I’ve been to the mountain. Yes, I’ve been in the world of medicine. I’ve run my programs in hospitals, collaborated with physicians to address chronic disease, and spoken at medical conferences on topics ranging from “emotion and the patient” to “the healing powers of synergy.”
Between you and me, I’ve been to nicer mountains. While I have nothing but praise for doctors, when we lift up the medical curtain, the overall system, the collective mindset, and the impotence of the treatment of chronic disease provide an open door. For who? For fitness professionals, and I say that with qualification.
The challenge in great part is a naivete. Our “industry” is not well versed in the living dynamics between medical institutions, health insurance, and pharmaceuticals, so these lobbying giants are viewed by personal trainers as purely corrupt, as the evils that plague our population. Yet, when the mirror of honesty is confronted, the limitations of conventional exercise and eating are not by any means the panacea trainers profess them to be in the midst of a population struggling with health compromise.
YES, THERE’S AN OPPORTUNITY BUT . . .
. . . it requires a re-education, an enhanced skill set.
Physical therapists are not thrilled with the idea of personal trainers working to address muscular imbalances and injury recovery. Nutritionists approach trainers who coach their clients nutritionally with caution. The trainer is not deemed a player on the Allied Health Care Team.
We therefore hear assertions from “trainer island” with limited foundation.
“Insurance should pay for our client sessions, after all, it pays for medical treatments that don’t work.” Wow, is that a slippery slope, one I wouldn’t approach if it showed up in my backyard and I was equipped with anti-slip cleats.
“Doctors should refer clients to us.” That is best responded to with a simple, “why?”
“Doctors don’t care about their patients.” There’s a globalized bias that fails to account for a system that makes “exploration of the client condition” one of the greatest challenges in the field, regardless of the physician’s heart.
* * * * * * The opportunity lies in humility, in a willingness to step up and learn, and in providing a true complement to the system that is flawed. It isn’t an “us or them,” but it also shouldn’t be a one way street of elusive referrals. It’s a recognition that we have the per-session time to invest. We can gain the trust of clients. We can see clients regularly and facilitate programs that require joint responsibility.
The most important piece of creating an industry wide recognition of the trainer’s power is perhaps the dismissal of ego, the acknowledgement that trainers deemed competent in prescribing safe and effective exercise, have not learned to address metabolic imbalance, hormonal disruption, and inflammatory issues that underlie the most common conditions.
It’s in the spirit of betterment that I’ve committed to learn and teach, to isolate practices fully within the trainer scope of practice that address the sources and causes of the plagues that impact 65% of our adult population. It’s time, not to urge doctors to respect trainers, but for trainers to create a legitimate platform of respect, one where chronic dis-ease is treated as a self-induced condition with patient / client empowerment as the greatest vehicle for true opportunity, as the vehicle for collaborative respect, a vehicle for the trainer to serve as a bona fide health catalyst.

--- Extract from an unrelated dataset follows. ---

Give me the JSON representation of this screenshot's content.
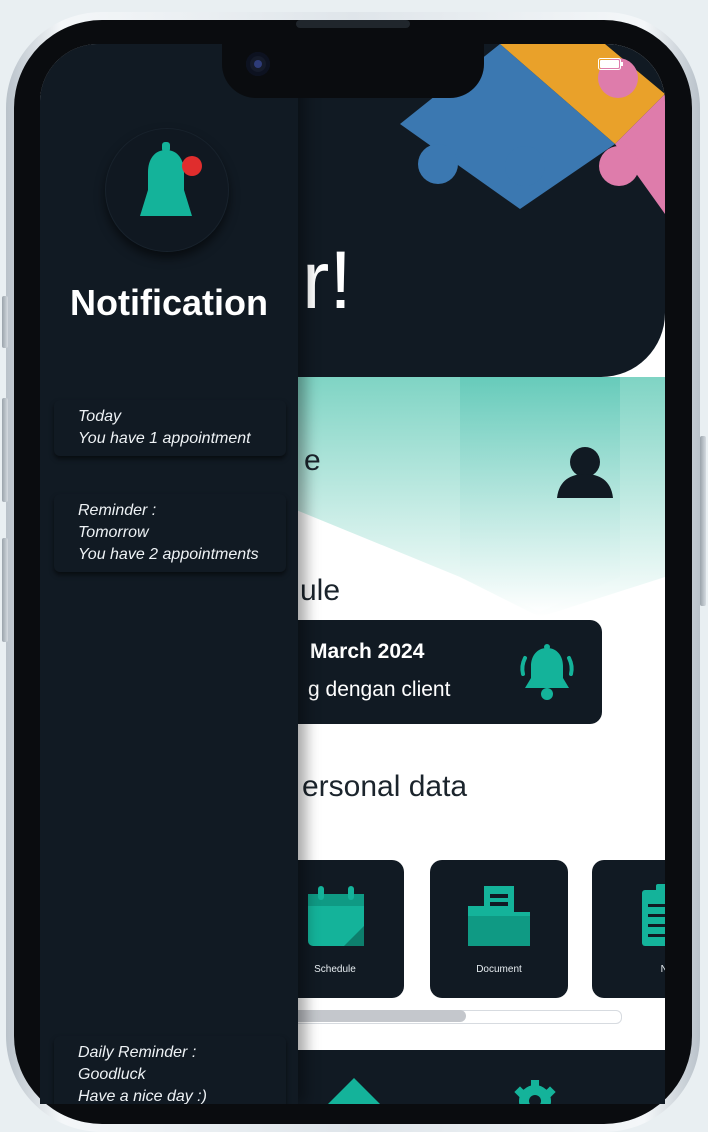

Phil Kaplan has been a fitness leader and Personal Trainer for over 30 years having traveled the world sharing strategies for human betterment. He has pioneered exercise and eating interventions documented as having consistent and massive impact in battling chronic disease. His dual passion combines helping those who desire betterment and helping health professionals discover their potential. Email him at firstname.lastname@example.org